My father, who dreaded Christmas, was happy to turn all the Christmas chores over to me, his elder daughter. I was a motherless girl. We lived far from the possible help of cousins, aunts and uncles. The first time Dad took me to the store to buy Christmas presents, I was 7 years old. I had to choose gifts for everybody, including myself. So much for Santa.
I was in charge of everything. Decorating the tree meant I perched precariously atop a ladder. I placed the ornaments and layered on tinsel until the tree shimmered with silver. I was a little tyrant. I insisted that each strand be pulled out of its cardboard holder one by one and placed evenly over the branches. If I had to do the job it was going to be done my way, the right way.
As time goes by we change our family patterns. We move. Children marry. Babies are born. People die. The good news is that we replace old ways with new practices, some of which stick year after year, becoming tradition. Like me, my children also spent their holidays far from extended family. Unlike me, my kids never had to shop for their own presents. In an unspoken family agreement, we keep the myth of Santa alive. Ask them. To this day they will tell you, “Of course, Santa lives at the North Pole with his elves, busily making toys in his workshop. He’ll be coming down the chimney Christmas Eve. He’ll want his glass of milk and plate of cookies.”
Our family Christmas trees have not always been traditional. Sure, we decorated the usual cedar, pine or fir; then one year a naked Alder branch, and another year, a gigantic tumbleweed. In search of the perfect tree, we tromped through the woods, ax in hand, or drove to the Christmas tree farm. Other years we picked trees from the Boy Scout lot on the corner.
All were glorious. Perfect, no. I lost my need for perfection somewhere along the way. Each child decorated the branches he or she could reach in a rather random way, tossing on handfuls of tinsel. The bottom of the tree was every bit as wonderful as Mom’s precise branches at the top. One lean year, our tree was a construction paper cutout my son had made in Head Start. For decorations he had pasted on confetti-like bits. I treasured that tree. After my son was married, I gave it to him. He still has that faded tree, and in the tradition we began years ago, tapes it to his refrigerator door every Christmas season.

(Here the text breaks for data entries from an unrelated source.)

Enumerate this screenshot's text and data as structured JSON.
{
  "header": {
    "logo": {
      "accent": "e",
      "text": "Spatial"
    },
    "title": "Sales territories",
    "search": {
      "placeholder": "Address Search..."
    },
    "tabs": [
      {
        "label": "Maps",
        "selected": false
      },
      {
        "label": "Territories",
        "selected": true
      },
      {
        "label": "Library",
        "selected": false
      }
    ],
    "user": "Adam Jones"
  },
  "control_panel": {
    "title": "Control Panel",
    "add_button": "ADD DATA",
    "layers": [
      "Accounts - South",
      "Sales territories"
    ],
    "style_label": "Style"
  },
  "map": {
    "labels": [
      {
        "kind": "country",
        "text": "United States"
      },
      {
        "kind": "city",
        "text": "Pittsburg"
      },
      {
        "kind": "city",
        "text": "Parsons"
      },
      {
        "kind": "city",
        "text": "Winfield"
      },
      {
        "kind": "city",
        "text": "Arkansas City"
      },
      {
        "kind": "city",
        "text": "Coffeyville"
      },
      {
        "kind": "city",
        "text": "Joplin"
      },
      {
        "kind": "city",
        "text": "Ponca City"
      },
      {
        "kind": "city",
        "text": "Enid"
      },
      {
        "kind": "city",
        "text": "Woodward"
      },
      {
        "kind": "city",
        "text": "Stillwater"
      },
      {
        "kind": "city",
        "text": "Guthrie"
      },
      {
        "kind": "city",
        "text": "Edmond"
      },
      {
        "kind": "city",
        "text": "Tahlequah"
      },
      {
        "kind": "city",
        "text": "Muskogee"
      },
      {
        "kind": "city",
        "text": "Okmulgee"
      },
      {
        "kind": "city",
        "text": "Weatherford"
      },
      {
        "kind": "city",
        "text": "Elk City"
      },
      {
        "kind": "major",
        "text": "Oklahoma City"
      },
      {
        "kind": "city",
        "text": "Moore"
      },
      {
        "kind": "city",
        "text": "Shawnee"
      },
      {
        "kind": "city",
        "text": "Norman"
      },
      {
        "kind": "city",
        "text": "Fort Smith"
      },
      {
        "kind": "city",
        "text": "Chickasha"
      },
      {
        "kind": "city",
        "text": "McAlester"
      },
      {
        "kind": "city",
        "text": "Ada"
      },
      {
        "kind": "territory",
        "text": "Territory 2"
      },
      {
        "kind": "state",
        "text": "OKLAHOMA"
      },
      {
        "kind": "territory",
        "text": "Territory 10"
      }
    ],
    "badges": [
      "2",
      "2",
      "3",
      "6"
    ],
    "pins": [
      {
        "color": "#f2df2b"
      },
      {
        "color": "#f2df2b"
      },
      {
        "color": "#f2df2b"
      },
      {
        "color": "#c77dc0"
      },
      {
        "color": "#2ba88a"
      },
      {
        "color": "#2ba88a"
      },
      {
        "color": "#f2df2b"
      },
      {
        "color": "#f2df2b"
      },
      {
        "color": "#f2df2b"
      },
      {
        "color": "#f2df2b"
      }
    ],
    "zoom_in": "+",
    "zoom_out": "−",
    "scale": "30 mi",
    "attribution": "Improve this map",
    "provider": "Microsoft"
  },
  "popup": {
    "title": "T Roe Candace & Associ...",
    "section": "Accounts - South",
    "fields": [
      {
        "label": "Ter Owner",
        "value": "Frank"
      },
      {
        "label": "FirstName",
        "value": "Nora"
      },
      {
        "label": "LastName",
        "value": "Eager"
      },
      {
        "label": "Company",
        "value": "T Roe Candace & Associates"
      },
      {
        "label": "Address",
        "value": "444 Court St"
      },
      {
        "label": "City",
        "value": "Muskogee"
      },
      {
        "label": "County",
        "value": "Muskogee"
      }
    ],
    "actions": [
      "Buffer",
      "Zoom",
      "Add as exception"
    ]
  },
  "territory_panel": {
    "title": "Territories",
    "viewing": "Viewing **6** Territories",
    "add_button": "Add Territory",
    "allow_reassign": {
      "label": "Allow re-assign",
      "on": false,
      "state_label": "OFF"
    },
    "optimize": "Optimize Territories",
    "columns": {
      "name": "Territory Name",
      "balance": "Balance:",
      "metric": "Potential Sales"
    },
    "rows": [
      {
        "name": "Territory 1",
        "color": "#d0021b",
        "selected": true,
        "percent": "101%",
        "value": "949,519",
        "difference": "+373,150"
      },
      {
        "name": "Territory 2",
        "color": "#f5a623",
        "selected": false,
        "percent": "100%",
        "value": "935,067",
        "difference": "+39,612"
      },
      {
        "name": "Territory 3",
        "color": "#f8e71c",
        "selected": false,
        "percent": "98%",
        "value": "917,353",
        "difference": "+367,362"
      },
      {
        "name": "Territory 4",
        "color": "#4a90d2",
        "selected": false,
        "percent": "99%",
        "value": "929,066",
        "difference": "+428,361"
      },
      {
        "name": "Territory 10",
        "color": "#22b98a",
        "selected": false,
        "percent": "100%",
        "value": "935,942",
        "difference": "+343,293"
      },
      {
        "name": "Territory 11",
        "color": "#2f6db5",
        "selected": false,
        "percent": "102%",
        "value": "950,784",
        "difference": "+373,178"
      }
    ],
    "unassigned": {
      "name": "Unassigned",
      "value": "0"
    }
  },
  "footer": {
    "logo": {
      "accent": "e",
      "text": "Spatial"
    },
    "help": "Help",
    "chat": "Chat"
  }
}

Once my children were grown and on their own, I enjoyed dipping into our family past at our holiday celebrations. I gathered my adult kids around me and read to them their favorite childhood nursery rhymes from Stevenson’s “A Child’s Garden of Verses” and Kipling’s “The Elephant’s Child.” I have made sure my grandchildren have their own copies of these treasured books.
Even when I could, I never heaped gifts beneath our tree. But each child always had a gift Santa had left on his midnight run through the heavens, usually a much-desired toy. And a gift or two from Mom, always including clothing and some item I had made myself. The paper and ribbon were never perfectly done. Today, my children are as apt as I am to wrap gifts in newsprint or brown paper bags decorated with crayons.
Our most memorable Christmas, the time I chose the very best gifts, was the year I sorted through my boxes of photographs and divided them into piles for each of my children, now adults with partners. I purchased albums and photo file boxes for each, put all this into larger boxes, wrapped them and placed them beneath the tree. When assembled for breakfast, I read those old favorite stories. Then we opened our presents. My kids spent the entire rest of the day sharing their photos. “Remember the day this was taken?” And “Oh, I’d forgotten about that.” Or “Look at the expression on my face.” Each picture triggered recollections. They especially loved their baby pictures, which gave me a chance to tell them about times they were too young to remember.
We are now scattered to different parts of the country. But I know each of my children carry on those family traditions that they loved most, blend these with the customs generated from their spouses’ families, and create their new customs along the way, continually building a living family culture.
(Sondra Ashton graduated from Harlem High in 1963 and left for good. She finds, after returning, things now look a bit different. Join her in a discussion of her column at http://montanatumbleweed.blogspot.com.)